"I can tell you my guys don't feel like these things are chain gangs," Hickman said.
Part of the reason is that unlike in traditional chain gangs, prisoners are compensated for their work. Inmates working in prison laundries or cafeterias are typically paid less than a dollar an hour, but farmers employing inmate labor pay the state at least minimum wage, a portion of which goes to the prisoner for spending money, child or spousal support, victim restitution, or savings.
"Some of the guys have graduated with 20 to 30 thousand cash," Hickman said. "It gives them a great start. I've seen guys who have started their own construction companies. I've also seen guys who have had the biggest coke parties in the world and they're right back in.
Farmers in the Colorado program pay $9.60 an hour for the inmate's labor, which covers the inmate's $4 an hour take home pay as well as transportation costs and wages for one prison guard per crew.
But even if modern inmate labor programs bear little resemblance to chain gangs, they may be "dangerous quick fixes" that will actually damage the future of the agricultural workforce, according to United Farm Workers spokesperson Alisha Rosas.
"We believe that farm labor is skilled labor," Rosas said. "You can't just replace one workforce with the other."
Agricultural workers need to be properly trained, Rosas said, and many prison programs do not have time to do that. In addition, immigrants for whom agricultural work is their livelihood take their jobs much more seriously than prisoners, who can just go back to prison if they get fired, Rosas said.
"For a prisoner, with all due respect to that individual, there's a lot less at stake," Rosas said. "You cannot toy with food safety or quality when it comes to picking what feeds people."
Even though Butcher sees prisoners as an acceptable solution for now, in the long run she advocates a return to traditional agricultural workers through a possible state-run guest worker program. United Farm Workers and the American Farm Bureau also support programs that would allow an increased number of immigrants to work legally in agriculture, but some farmers aren't holding their breath for either increased inmate labor programs or guest workers plans to come to fruition.
"There's not enough qualified inmates to make too much of a dent in a nationwide problem," Hickman said. "We're starting to institute robotics.

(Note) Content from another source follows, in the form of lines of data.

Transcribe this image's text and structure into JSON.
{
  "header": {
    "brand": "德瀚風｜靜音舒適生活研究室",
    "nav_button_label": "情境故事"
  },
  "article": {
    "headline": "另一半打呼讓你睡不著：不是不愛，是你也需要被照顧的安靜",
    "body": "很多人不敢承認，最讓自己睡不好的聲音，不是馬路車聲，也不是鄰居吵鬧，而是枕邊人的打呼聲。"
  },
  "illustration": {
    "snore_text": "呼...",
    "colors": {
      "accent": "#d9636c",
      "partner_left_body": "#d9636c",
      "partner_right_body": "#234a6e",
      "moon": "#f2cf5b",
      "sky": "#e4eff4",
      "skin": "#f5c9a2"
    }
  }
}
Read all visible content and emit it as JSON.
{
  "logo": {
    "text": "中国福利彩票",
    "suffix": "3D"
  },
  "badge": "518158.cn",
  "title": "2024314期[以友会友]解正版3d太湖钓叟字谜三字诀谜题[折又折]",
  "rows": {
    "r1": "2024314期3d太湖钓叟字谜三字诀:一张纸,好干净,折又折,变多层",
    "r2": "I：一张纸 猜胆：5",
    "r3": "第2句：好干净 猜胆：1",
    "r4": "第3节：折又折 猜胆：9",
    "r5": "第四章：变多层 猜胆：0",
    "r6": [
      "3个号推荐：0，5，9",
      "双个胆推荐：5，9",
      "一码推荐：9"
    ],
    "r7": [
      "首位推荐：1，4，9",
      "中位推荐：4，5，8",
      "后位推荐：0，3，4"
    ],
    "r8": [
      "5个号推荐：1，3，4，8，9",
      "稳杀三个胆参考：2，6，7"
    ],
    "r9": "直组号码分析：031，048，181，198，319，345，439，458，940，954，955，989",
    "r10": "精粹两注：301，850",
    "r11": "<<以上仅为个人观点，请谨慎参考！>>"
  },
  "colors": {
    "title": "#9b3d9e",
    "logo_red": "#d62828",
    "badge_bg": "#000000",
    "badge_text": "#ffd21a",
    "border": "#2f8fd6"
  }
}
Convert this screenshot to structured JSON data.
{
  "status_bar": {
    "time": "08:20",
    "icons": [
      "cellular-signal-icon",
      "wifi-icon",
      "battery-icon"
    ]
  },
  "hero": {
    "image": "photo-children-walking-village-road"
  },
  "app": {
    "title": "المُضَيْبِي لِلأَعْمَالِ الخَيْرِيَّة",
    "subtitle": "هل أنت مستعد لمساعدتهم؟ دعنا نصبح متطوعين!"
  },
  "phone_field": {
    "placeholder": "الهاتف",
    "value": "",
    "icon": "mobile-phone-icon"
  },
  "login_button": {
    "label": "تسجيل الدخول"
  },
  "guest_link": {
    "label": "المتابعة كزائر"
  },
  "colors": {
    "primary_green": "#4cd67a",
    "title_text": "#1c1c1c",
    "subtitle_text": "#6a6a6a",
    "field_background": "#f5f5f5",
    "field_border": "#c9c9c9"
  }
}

We wouldn't be spending that kind of money if we saw either inmates or civilians as the answer."